### TASK REQUIREMENTS
The entries below are to be repeated exactly as they stand.

Page and application data records

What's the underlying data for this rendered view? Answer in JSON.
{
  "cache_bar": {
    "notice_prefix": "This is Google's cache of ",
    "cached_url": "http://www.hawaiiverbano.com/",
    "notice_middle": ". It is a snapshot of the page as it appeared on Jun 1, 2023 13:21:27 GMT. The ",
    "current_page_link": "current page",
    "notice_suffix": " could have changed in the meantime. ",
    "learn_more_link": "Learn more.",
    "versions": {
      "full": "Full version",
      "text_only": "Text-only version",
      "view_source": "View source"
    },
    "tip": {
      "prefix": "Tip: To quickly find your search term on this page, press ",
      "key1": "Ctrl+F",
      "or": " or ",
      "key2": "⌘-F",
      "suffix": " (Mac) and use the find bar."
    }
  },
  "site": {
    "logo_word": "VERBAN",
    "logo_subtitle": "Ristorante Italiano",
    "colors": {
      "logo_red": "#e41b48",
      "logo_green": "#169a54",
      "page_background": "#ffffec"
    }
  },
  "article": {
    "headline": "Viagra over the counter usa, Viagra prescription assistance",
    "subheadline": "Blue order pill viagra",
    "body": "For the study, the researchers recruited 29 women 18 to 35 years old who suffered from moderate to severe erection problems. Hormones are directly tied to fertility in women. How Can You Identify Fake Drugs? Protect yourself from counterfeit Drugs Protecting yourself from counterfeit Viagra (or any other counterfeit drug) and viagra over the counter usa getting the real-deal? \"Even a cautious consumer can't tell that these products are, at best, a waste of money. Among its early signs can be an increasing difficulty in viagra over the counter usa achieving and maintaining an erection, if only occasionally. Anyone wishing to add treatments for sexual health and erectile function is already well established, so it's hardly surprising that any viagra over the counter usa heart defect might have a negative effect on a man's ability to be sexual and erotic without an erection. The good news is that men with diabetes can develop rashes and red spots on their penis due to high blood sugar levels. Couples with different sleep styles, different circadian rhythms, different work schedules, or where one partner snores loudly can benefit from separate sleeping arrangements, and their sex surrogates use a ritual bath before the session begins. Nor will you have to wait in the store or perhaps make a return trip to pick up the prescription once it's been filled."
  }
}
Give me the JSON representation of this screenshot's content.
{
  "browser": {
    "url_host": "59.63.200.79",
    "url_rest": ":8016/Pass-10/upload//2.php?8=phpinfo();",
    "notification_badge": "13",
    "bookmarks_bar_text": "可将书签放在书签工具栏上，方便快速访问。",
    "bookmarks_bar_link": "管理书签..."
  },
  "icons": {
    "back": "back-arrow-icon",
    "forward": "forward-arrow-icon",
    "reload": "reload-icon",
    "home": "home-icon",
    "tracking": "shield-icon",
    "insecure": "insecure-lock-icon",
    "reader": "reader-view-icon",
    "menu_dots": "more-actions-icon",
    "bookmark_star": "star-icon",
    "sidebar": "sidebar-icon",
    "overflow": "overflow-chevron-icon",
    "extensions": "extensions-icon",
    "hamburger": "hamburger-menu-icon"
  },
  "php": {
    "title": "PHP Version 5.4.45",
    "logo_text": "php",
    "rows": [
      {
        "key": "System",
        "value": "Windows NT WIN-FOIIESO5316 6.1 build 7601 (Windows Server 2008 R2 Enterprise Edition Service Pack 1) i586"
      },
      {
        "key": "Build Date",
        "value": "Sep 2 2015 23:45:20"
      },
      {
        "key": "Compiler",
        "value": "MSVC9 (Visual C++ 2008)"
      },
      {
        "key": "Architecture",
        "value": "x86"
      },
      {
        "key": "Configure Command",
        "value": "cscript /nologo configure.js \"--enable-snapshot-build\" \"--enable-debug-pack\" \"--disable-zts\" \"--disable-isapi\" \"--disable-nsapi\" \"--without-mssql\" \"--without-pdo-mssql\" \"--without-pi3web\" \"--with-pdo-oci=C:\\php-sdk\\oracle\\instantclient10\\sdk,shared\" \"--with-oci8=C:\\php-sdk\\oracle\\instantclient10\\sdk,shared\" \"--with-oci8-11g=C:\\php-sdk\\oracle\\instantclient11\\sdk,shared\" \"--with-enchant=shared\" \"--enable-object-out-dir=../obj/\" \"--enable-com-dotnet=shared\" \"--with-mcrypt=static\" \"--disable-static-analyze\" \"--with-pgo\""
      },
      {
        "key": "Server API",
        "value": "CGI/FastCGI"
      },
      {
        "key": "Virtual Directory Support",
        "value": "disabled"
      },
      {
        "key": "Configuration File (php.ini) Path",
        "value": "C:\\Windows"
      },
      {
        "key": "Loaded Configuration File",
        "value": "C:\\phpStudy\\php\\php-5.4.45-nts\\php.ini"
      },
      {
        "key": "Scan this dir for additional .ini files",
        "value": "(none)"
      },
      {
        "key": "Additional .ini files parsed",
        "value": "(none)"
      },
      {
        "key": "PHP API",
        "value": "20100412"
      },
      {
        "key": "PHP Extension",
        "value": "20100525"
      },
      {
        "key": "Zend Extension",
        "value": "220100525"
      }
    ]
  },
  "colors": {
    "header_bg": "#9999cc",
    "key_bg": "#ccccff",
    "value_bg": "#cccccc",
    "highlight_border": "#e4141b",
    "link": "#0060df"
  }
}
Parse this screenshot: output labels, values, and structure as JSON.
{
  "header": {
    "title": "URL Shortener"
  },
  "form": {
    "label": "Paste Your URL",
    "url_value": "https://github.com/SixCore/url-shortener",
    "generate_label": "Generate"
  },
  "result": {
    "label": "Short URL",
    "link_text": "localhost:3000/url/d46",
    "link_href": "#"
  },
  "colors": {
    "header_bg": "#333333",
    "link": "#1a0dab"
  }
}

### YOUR RESPONSE
What's the underlying data for this rendered view? Answer in JSON.
{
  "cache_bar": {
    "notice_prefix": "This is Google's cache of ",
    "cached_url": "http://www.hawaiiverbano.com/",
    "notice_middle": ". It is a snapshot of the page as it appeared on Jun 1, 2023 13:21:27 GMT. The ",
    "current_page_link": "current page",
    "notice_suffix": " could have changed in the meantime. ",
    "learn_more_link": "Learn more.",
    "versions": {
      "full": "Full version",
      "text_only": "Text-only version",
      "view_source": "View source"
    },
    "tip": {
      "prefix": "Tip: To quickly find your search term on this page, press ",
      "key1": "Ctrl+F",
      "or": " or ",
      "key2": "⌘-F",
      "suffix": " (Mac) and use the find bar."
    }
  },
  "site": {
    "logo_word": "VERBAN",
    "logo_subtitle": "Ristorante Italiano",
    "colors": {
      "logo_red": "#e41b48",
      "logo_green": "#169a54",
      "page_background": "#ffffec"
    }
  },
  "article": {
    "headline": "Viagra over the counter usa, Viagra prescription assistance",
    "subheadline": "Blue order pill viagra",
    "body": "For the study, the researchers recruited 29 women 18 to 35 years old who suffered from moderate to severe erection problems. Hormones are directly tied to fertility in women. How Can You Identify Fake Drugs? Protect yourself from counterfeit Drugs Protecting yourself from counterfeit Viagra (or any other counterfeit drug) and viagra over the counter usa getting the real-deal? \"Even a cautious consumer can't tell that these products are, at best, a waste of money. Among its early signs can be an increasing difficulty in viagra over the counter usa achieving and maintaining an erection, if only occasionally. Anyone wishing to add treatments for sexual health and erectile function is already well established, so it's hardly surprising that any viagra over the counter usa heart defect might have a negative effect on a man's ability to be sexual and erotic without an erection. The good news is that men with diabetes can develop rashes and red spots on their penis due to high blood sugar levels. Couples with different sleep styles, different circadian rhythms, different work schedules, or where one partner snores loudly can benefit from separate sleeping arrangements, and their sex surrogates use a ritual bath before the session begins. Nor will you have to wait in the store or perhaps make a return trip to pick up the prescription once it's been filled."
  }
}
Give me the JSON representation of this screenshot's content.
{
  "browser": {
    "url_host": "59.63.200.79",
    "url_rest": ":8016/Pass-10/upload//2.php?8=phpinfo();",
    "notification_badge": "13",
    "bookmarks_bar_text": "可将书签放在书签工具栏上，方便快速访问。",
    "bookmarks_bar_link": "管理书签..."
  },
  "icons": {
    "back": "back-arrow-icon",
    "forward": "forward-arrow-icon",
    "reload": "reload-icon",
    "home": "home-icon",
    "tracking": "shield-icon",
    "insecure": "insecure-lock-icon",
    "reader": "reader-view-icon",
    "menu_dots": "more-actions-icon",
    "bookmark_star": "star-icon",
    "sidebar": "sidebar-icon",
    "overflow": "overflow-chevron-icon",
    "extensions": "extensions-icon",
    "hamburger": "hamburger-menu-icon"
  },
  "php": {
    "title": "PHP Version 5.4.45",
    "logo_text": "php",
    "rows": [
      {
        "key": "System",
        "value": "Windows NT WIN-FOIIESO5316 6.1 build 7601 (Windows Server 2008 R2 Enterprise Edition Service Pack 1) i586"
      },
      {
        "key": "Build Date",
        "value": "Sep 2 2015 23:45:20"
      },
      {
        "key": "Compiler",
        "value": "MSVC9 (Visual C++ 2008)"
      },
      {
        "key": "Architecture",
        "value": "x86"
      },
      {
        "key": "Configure Command",
        "value": "cscript /nologo configure.js \"--enable-snapshot-build\" \"--enable-debug-pack\" \"--disable-zts\" \"--disable-isapi\" \"--disable-nsapi\" \"--without-mssql\" \"--without-pdo-mssql\" \"--without-pi3web\" \"--with-pdo-oci=C:\\php-sdk\\oracle\\instantclient10\\sdk,shared\" \"--with-oci8=C:\\php-sdk\\oracle\\instantclient10\\sdk,shared\" \"--with-oci8-11g=C:\\php-sdk\\oracle\\instantclient11\\sdk,shared\" \"--with-enchant=shared\" \"--enable-object-out-dir=../obj/\" \"--enable-com-dotnet=shared\" \"--with-mcrypt=static\" \"--disable-static-analyze\" \"--with-pgo\""
      },
      {
        "key": "Server API",
        "value": "CGI/FastCGI"
      },
      {
        "key": "Virtual Directory Support",
        "value": "disabled"
      },
      {
        "key": "Configuration File (php.ini) Path",
        "value": "C:\\Windows"
      },
      {
        "key": "Loaded Configuration File",
        "value": "C:\\phpStudy\\php\\php-5.4.45-nts\\php.ini"
      },
      {
        "key": "Scan this dir for additional .ini files",
        "value": "(none)"
      },
      {
        "key": "Additional .ini files parsed",
        "value": "(none)"
      },
      {
        "key": "PHP API",
        "value": "20100412"
      },
      {
        "key": "PHP Extension",
        "value": "20100525"
      },
      {
        "key": "Zend Extension",
        "value": "220100525"
      }
    ]
  },
  "colors": {
    "header_bg": "#9999cc",
    "key_bg": "#ccccff",
    "value_bg": "#cccccc",
    "highlight_border": "#e4141b",
    "link": "#0060df"
  }
}
Parse this screenshot: output labels, values, and structure as JSON.
{
  "header": {
    "title": "URL Shortener"
  },
  "form": {
    "label": "Paste Your URL",
    "url_value": "https://github.com/SixCore/url-shortener",
    "generate_label": "Generate"
  },
  "result": {
    "label": "Short URL",
    "link_text": "localhost:3000/url/d46",
    "link_href": "#"
  },
  "colors": {
    "header_bg": "#333333",
    "link": "#1a0dab"
  }
}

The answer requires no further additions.